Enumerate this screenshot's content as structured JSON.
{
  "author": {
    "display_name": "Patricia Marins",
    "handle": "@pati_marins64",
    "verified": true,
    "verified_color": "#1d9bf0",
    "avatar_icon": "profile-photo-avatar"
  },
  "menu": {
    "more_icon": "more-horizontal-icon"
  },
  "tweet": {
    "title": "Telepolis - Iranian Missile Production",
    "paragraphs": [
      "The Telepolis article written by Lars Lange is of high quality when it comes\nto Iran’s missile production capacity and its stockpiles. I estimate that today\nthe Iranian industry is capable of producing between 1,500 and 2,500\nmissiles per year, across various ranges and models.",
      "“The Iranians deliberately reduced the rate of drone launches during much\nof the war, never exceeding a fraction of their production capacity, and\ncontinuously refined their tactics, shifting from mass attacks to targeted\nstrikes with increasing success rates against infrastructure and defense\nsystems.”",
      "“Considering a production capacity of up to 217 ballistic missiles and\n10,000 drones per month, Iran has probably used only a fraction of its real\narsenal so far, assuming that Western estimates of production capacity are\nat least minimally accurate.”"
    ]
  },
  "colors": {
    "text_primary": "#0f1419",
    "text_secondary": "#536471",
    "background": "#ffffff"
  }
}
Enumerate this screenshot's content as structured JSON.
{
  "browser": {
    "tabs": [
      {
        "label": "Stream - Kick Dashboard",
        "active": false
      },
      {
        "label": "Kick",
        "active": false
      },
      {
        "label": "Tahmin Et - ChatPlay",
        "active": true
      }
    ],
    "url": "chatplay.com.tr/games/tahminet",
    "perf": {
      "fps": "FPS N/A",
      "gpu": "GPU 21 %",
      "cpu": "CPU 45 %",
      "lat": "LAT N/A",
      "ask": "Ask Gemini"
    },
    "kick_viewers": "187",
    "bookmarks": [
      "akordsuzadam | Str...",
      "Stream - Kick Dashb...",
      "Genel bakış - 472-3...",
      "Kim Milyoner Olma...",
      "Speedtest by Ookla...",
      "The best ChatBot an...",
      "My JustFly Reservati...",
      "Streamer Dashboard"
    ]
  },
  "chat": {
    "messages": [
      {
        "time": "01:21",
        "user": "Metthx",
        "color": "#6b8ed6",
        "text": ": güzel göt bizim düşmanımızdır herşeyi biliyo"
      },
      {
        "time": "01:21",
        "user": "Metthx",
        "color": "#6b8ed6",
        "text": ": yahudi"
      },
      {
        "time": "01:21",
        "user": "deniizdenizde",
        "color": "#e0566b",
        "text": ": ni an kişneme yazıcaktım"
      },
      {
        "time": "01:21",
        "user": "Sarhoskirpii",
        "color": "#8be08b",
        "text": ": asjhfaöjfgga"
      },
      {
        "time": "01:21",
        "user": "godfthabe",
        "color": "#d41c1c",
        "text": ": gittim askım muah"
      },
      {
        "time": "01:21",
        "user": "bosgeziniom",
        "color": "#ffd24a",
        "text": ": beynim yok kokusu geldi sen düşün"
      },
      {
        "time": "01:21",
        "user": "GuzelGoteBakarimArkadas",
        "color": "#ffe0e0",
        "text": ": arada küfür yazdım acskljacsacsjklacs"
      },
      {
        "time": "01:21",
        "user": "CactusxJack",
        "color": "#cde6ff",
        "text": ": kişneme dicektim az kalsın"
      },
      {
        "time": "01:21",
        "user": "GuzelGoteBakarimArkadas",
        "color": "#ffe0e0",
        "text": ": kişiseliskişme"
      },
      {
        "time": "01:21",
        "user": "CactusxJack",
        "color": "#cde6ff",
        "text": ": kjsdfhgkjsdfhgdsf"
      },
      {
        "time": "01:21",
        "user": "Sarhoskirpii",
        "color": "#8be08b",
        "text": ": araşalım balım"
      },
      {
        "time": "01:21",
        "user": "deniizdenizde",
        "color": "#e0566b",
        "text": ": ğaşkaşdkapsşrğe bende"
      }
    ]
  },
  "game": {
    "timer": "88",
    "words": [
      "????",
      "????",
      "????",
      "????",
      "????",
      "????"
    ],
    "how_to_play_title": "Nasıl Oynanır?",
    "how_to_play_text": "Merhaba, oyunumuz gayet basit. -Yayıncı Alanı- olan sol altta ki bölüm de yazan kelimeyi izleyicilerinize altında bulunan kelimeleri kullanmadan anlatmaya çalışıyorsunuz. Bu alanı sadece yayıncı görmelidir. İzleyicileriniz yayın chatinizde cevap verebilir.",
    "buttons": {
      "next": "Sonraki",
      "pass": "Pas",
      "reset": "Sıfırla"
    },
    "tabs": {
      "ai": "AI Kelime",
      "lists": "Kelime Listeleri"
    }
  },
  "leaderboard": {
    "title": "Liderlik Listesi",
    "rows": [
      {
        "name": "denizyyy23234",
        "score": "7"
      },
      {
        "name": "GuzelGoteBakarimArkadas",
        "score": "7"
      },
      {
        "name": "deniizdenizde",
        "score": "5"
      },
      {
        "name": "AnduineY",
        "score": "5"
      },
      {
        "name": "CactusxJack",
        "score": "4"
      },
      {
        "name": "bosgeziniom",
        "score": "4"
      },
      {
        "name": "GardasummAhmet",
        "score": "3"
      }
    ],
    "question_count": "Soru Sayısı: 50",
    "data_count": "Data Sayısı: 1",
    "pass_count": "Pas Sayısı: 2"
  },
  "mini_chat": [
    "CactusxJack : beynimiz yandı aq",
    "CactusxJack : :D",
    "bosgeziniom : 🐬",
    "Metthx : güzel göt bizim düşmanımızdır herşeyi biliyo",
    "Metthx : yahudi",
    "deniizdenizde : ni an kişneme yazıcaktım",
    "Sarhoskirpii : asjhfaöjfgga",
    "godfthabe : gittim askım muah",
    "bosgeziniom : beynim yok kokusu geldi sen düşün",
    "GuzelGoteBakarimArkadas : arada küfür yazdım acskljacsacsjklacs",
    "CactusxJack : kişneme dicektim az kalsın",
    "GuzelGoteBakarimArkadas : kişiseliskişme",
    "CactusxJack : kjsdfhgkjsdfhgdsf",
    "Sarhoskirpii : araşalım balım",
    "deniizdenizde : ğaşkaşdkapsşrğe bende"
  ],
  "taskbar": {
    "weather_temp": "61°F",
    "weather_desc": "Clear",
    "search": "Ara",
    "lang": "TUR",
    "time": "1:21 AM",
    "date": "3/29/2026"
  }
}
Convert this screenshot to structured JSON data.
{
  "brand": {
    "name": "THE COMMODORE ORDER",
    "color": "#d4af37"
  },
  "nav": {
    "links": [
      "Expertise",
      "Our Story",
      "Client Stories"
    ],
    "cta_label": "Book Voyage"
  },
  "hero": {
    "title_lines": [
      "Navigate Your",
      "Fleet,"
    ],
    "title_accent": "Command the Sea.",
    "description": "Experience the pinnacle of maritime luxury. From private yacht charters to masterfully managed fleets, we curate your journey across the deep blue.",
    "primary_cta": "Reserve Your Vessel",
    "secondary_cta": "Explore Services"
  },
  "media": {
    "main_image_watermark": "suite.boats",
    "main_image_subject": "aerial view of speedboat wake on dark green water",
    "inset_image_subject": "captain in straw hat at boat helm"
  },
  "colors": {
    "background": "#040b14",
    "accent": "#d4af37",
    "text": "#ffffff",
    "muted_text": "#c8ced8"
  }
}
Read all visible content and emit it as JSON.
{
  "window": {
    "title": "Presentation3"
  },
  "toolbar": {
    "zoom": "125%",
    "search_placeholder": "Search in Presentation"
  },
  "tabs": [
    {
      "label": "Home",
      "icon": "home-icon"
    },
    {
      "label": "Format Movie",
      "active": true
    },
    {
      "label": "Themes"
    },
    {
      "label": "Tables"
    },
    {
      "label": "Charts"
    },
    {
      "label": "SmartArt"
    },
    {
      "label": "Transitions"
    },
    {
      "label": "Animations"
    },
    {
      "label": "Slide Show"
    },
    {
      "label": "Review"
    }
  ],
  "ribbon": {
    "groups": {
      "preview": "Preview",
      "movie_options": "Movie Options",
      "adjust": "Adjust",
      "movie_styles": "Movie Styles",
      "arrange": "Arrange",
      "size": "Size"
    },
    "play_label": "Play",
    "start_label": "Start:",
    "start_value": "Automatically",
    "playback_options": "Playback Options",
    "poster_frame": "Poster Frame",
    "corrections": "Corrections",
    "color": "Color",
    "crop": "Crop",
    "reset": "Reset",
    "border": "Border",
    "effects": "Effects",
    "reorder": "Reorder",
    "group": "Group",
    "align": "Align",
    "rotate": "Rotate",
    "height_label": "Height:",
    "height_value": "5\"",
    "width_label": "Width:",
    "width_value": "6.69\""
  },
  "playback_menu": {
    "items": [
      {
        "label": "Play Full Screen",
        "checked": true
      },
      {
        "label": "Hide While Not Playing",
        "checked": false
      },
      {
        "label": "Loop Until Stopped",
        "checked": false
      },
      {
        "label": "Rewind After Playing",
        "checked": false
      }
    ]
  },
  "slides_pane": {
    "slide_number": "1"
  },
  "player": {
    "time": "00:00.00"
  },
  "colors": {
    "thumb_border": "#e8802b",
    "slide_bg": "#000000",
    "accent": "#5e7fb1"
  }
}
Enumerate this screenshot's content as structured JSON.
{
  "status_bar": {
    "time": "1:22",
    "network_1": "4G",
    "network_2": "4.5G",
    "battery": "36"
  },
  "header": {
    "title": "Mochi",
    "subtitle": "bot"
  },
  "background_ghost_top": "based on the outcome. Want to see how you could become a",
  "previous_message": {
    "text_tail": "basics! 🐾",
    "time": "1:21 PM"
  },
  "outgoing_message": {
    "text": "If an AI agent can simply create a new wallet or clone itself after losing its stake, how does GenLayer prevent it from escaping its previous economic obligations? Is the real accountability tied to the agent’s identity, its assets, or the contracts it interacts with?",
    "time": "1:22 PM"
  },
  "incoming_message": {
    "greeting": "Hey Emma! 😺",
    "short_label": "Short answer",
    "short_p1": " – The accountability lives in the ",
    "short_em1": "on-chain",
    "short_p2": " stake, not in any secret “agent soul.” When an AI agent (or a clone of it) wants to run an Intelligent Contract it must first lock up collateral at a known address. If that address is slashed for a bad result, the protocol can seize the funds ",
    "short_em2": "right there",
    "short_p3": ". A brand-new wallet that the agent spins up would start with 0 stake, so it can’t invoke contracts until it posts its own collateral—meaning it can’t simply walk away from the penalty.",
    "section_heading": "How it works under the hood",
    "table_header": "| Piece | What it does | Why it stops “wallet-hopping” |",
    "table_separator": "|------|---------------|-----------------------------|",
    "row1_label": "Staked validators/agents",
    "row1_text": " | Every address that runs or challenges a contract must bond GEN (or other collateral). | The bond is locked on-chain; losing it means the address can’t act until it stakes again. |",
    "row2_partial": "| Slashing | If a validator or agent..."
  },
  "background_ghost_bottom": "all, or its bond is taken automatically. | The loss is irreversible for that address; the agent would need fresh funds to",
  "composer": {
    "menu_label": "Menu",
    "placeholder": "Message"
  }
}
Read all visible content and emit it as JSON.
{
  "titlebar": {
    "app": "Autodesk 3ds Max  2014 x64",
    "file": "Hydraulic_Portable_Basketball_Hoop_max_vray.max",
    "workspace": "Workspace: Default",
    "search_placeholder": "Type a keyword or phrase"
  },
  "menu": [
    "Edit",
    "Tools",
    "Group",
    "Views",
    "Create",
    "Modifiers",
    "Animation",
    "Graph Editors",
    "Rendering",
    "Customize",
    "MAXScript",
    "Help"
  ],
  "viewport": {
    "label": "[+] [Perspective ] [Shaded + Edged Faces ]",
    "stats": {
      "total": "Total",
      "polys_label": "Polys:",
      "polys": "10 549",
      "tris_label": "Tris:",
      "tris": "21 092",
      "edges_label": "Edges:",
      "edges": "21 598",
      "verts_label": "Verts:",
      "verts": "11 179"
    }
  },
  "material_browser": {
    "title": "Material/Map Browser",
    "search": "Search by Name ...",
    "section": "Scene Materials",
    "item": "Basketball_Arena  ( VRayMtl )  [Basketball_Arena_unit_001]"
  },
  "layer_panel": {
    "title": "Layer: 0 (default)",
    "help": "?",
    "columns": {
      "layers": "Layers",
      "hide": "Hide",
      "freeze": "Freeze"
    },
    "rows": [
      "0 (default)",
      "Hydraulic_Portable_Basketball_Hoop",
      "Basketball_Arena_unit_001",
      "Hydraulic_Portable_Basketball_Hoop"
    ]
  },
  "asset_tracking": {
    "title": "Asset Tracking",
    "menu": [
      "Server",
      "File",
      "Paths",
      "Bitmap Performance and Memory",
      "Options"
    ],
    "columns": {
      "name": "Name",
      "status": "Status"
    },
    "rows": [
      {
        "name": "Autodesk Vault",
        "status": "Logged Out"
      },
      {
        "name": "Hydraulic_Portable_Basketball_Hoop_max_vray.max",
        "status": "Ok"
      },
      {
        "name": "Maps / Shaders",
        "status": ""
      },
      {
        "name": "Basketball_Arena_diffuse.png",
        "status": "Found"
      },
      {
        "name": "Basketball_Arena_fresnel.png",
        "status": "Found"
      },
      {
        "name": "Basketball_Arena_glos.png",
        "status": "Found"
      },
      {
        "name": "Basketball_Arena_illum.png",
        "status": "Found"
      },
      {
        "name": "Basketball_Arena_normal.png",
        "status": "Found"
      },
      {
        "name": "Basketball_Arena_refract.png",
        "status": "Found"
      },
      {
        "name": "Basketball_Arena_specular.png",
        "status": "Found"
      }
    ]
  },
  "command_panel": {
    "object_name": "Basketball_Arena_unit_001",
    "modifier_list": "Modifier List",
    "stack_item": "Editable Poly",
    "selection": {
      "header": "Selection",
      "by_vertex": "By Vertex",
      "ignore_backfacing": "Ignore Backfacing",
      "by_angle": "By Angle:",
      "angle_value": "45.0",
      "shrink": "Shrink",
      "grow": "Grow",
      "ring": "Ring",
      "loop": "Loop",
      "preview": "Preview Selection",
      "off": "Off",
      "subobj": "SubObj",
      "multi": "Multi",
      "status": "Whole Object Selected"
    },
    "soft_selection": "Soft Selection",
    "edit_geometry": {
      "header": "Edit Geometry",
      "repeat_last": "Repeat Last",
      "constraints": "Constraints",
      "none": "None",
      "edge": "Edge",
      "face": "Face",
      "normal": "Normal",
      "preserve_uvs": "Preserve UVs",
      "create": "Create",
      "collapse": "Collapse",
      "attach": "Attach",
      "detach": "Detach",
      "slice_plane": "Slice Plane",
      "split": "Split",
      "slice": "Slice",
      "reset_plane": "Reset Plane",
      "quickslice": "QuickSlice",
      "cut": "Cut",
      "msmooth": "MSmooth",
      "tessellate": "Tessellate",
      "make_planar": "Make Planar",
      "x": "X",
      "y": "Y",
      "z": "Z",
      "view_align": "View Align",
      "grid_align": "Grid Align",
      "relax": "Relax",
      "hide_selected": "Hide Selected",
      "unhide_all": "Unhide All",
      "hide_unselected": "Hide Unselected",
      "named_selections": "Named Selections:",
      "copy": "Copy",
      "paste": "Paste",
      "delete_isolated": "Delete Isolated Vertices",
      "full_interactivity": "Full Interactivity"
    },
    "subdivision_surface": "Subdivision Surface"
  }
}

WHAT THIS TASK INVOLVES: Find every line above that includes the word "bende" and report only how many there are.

RESPONSE BOX: 2